Earlier this month we reported that Missouri basketball player Zach Price was arrested on suspicion of assault charges. On April 3, Price had more than one brush with the law. During the early morning, as we previously discussed, Price was arrested after an alleged altercation in the Stadium Boulevard area. It turns out that police a second time that same day on suspicion of assault near Rock Bridge Elementary. The basketball team later cut ties with the 20-year-old.

Prosecutors now claim that Price engaged in unlawful tampering with a vehicle related to the events in early April. Tampering in the first degree is a class C felony under Missouri law. Price faces a statutory maximum of up to 7 years in prison on the felony charge. Authorities say that more charges could follow, as the investigation is ongoing.

An arrest is but one step that a person may face after an investigation opens. As time passes, and prosecutors pore over the allegations, other charges may often follow. In fact, charges may not necessarily be filed for a period of time after an initial arrest. In other cases, charges may be tacked on at a later date.

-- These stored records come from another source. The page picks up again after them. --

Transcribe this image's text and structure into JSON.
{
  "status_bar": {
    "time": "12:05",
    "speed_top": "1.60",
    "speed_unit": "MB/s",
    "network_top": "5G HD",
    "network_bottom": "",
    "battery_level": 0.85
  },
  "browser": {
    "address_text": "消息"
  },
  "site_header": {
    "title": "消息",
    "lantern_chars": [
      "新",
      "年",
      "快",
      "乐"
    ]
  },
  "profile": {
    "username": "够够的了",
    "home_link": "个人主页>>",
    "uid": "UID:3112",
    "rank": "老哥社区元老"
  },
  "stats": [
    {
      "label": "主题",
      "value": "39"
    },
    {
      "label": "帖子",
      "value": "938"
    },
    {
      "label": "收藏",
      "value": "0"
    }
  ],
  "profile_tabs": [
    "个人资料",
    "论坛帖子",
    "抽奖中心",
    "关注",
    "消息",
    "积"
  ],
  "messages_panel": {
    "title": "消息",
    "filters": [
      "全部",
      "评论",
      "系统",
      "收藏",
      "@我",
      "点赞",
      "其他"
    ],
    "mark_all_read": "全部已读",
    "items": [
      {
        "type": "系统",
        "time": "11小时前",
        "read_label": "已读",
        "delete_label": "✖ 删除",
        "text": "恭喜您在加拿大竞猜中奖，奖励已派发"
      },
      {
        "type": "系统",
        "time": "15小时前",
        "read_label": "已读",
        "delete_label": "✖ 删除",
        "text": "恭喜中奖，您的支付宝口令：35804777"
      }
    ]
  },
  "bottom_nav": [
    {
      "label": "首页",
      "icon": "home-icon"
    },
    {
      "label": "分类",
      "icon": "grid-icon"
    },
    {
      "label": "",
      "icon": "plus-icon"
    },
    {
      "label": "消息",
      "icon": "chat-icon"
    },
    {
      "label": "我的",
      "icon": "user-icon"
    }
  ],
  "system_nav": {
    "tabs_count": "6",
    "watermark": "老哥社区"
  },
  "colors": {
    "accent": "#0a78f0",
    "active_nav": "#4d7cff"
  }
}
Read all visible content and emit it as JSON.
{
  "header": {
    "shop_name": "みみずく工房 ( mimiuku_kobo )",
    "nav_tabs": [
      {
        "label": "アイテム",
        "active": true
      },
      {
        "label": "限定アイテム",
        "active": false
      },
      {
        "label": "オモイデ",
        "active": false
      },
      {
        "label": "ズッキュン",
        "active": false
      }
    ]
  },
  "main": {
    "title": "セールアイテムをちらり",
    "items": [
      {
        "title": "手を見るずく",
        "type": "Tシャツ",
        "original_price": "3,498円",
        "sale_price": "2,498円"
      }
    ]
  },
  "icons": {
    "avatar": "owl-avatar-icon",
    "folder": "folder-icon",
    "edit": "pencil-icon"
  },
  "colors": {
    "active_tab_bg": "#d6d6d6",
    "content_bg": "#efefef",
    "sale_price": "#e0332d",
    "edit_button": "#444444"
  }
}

Notably, a person suspected of a crime does not have to wait for formal charges to seek the representation of a criminal defense lawyer. As the state reviews evidence and begins building a case, law enforcement may also continue working to gather more evidence. Often, police may seek to question a person throughout the process.

A person suspected of a crime has the right to representation during questioning. But the right is fragile and may be waived if the person does not affirmatively assert the right.

Source: The Kansas City Star, “Former MU basketball player Zach Price charged in car-ramming incident,” Tod Palmer, April 24, 2014